Madeline Anscombe, Photo submitted
I first had braces in the fourth grade and because I lost my retainer, I got them again during my sophomore year of high school. Most of my friends were getting them off around this time and their presence made me incredibly self conscious. By the end of probably the first week, I was already counting down the months until their removal. Soon getting braces off meant a plethora of things, it would perfect my life in ways that current me could not. I would be happier because I looked prettier, I would have the courage to talk to boys and would easily find a boyfriend. People would treat me kinder and I would hold myself differently.
Obviously, this was incredibly dramatic and, furthermore, just not the way things work. When my braces finally came off I was surprised to find myself in the exact same spot as I was before. Having straight teeth did not make me more confident, it did not make me more likable, and unsurprisingly it did not make a boyfriend appear out of thin air (braces did not make me any less socially inept). Also I had to wear a retainer, which again, I lost.
Fast-forward to October of my senior year of college: I found myself more alone and depressed than I had been in a very long time. I considered dropping out, transferring to a school close to home and eventually decided that I was too close to graduation to give up. So I stuck it out, and for months, I was convinced my life was going to be miserable until graduation. I closed myself off to new experiences, new people and once again found myself counting down the months. I found myself as caught up with the next big thing as I was six years ago waiting to get my braces removed.
This time, however, I remembered that this mentality would not fix my unhappiness. After some time I decided to make the conscious effort to make the most of my remaining time at Alabama. I did so to enjoy life not in anticipation of the next big thing in search of deriving purpose from the many small things left, too.
My advice to both my fellow graduates and to those who will remain here long after I am gone is avoid getting caught up waiting for the next big thing. Whether that means starting therapy, changing your diet long before you are concerned about spring break, or even just embracing the time you have left in college, there is so much room to grow by making the most of the present. Some of my happiest and most meaningful memories at UA have been born out of creating opportunity at times when it would have been easiest to throw in the towel and hope for things to fix themselves.

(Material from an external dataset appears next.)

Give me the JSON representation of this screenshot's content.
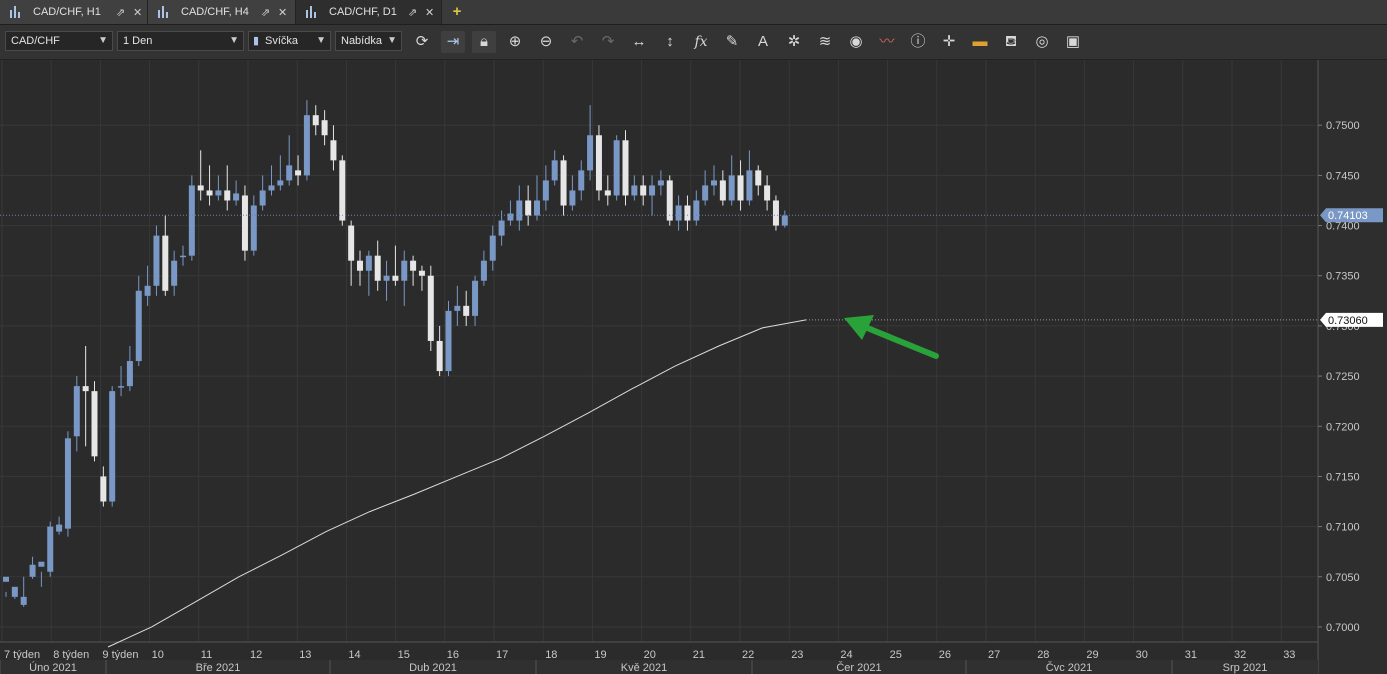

I think all too often we forget that instead of doting on the things we don’t have, we can create our own big things. After experiencing the devastating effects of sexual assault firsthand during my freshman year, I realized that no change was going to occur by just waiting around, and the following fall I started Not On My Campus, a sexual assault advocacy and awareness organization. When I felt as if student health and wellbeing concerns were at a disconnect with administration, I was conveniently asked to help create the Advisory Council on Wellness during my senior year. This is not to say that I do this perfectly, but rather, to illustrate the opportunities that came forth when I realized that my four years were not meant to be lived waiting for the next big thing to come my way.

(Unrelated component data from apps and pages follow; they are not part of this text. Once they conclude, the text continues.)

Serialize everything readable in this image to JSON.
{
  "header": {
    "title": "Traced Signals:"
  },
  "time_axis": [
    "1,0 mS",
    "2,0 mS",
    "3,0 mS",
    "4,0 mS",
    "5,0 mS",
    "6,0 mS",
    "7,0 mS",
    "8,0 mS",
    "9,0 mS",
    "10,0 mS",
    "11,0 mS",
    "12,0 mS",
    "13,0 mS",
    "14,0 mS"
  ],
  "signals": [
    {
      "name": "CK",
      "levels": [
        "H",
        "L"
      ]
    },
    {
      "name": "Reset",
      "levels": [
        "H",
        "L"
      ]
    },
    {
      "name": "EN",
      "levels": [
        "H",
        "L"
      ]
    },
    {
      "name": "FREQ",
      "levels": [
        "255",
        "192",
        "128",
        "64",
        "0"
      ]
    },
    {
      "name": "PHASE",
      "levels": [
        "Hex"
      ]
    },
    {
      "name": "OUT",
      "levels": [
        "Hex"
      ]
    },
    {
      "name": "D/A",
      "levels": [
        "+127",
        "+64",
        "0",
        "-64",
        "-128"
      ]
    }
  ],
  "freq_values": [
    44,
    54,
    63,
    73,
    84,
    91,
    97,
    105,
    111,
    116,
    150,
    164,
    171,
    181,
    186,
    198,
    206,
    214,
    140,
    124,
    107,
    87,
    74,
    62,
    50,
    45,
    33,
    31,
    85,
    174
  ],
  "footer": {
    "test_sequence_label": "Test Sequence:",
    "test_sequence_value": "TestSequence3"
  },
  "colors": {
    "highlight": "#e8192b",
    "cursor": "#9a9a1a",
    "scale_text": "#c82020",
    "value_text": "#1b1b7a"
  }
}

Many times it is hard to do so. It is all too easy to get caught up in superficial things such as the amount of leadership positions we hold or even the amount of date parties we are asked to (one, for the record). But while these are fun and exciting, they should not negate the tremendous joy to be found in the world around you each day. Furthermore, there will always be roadblocks regardless of how pretty you look, how many cords you wear or how many likes you get on your Instagram posts. Things only change when you put in the time and effort to make the most of your situation and bloom where you are planted.
As I started to pack up my things the other day and get ready to leave Tuscaloosa, I found my retainer in a box of old belongings. I washed it, tried it on, and, unsurprisingly, it barely fit over my slightly crooked teeth. I thought of braces and of October. I took the retainer out and decided to call my orthodontist for a check-up appointment. His receptionist did not sound pleased to hear from me, but I assured her that I didn’t see braces as a death sentence anymore. Now they are just another thing in what is a much bigger picture.
Madeline Anscombe is a senior majoring in anthropology.